I do not think that anything serious has been done to save businesses in Armenia. Second President Robert Kocharyan stated this during a meeting with economic journalists.
“I use the word ‘save’ because an entire domain is on the brink of extinction. It should not be about soft loans, but about a number of measures. First of all, tax benefits (…). We need to move forward with compound measures.
When the business is completely stopped, you do not solve the problem by giving a soft loan; you just add to the loan burden of that business. In this case, being ‘preferential’ is also conditional in today’s conditions, when money is quite cheap in Europe. What is called ‘preferential’ here is generally the average loan interest rate in Europe—maybe lower. In this case, I do not consider that any serious step has been taken to assist business [in Armenia],” Kocharyan said.
He also noted that a damaged business cannot be recovered in 1-2 months and will take years. “This is a simple truth that I do not think they [the Armenian authorities] understand. Do you know why they do not understand? Because no one there has created five jobs in his life.”

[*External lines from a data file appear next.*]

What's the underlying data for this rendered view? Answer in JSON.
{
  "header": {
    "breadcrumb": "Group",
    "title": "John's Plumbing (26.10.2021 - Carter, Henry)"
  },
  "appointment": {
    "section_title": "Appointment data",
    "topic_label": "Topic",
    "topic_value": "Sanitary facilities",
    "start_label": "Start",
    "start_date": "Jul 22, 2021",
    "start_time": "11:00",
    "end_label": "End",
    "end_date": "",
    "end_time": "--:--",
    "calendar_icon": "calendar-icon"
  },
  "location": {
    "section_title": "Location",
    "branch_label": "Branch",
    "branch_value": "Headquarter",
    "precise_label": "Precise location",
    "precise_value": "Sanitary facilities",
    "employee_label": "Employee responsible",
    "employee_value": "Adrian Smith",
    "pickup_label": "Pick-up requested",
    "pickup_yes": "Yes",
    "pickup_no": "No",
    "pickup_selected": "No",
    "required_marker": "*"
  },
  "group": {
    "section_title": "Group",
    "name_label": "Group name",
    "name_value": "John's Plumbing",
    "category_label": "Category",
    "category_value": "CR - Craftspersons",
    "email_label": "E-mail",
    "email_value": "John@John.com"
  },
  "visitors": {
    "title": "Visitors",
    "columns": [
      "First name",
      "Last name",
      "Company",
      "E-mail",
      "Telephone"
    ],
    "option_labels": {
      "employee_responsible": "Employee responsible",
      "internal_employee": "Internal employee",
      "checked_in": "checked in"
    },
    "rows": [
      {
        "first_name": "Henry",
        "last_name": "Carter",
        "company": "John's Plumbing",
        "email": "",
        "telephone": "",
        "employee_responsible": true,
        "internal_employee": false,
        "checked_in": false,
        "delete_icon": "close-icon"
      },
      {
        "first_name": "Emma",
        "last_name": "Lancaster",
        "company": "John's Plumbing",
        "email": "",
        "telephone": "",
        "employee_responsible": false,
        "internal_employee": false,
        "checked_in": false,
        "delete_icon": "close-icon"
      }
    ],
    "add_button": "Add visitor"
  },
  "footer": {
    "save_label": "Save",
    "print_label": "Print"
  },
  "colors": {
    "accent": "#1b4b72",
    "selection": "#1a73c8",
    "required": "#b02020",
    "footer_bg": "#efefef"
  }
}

And referring to the Armenian government’s anti-crisis measures, Robert Kocharyan said. “The worst thing is that all this is presented as steps to do good to people. You are not doing a good deed, you are doing your duty as a government. If you do not even take these steps in these conditions, then what should you be doing in general? One just has to remember what the government and the halls of power are for. All that is not from their pocket. They have to manage well, get the right income, the economy must develop; in difficult times, yes, they have to stand with the people, with businesses.”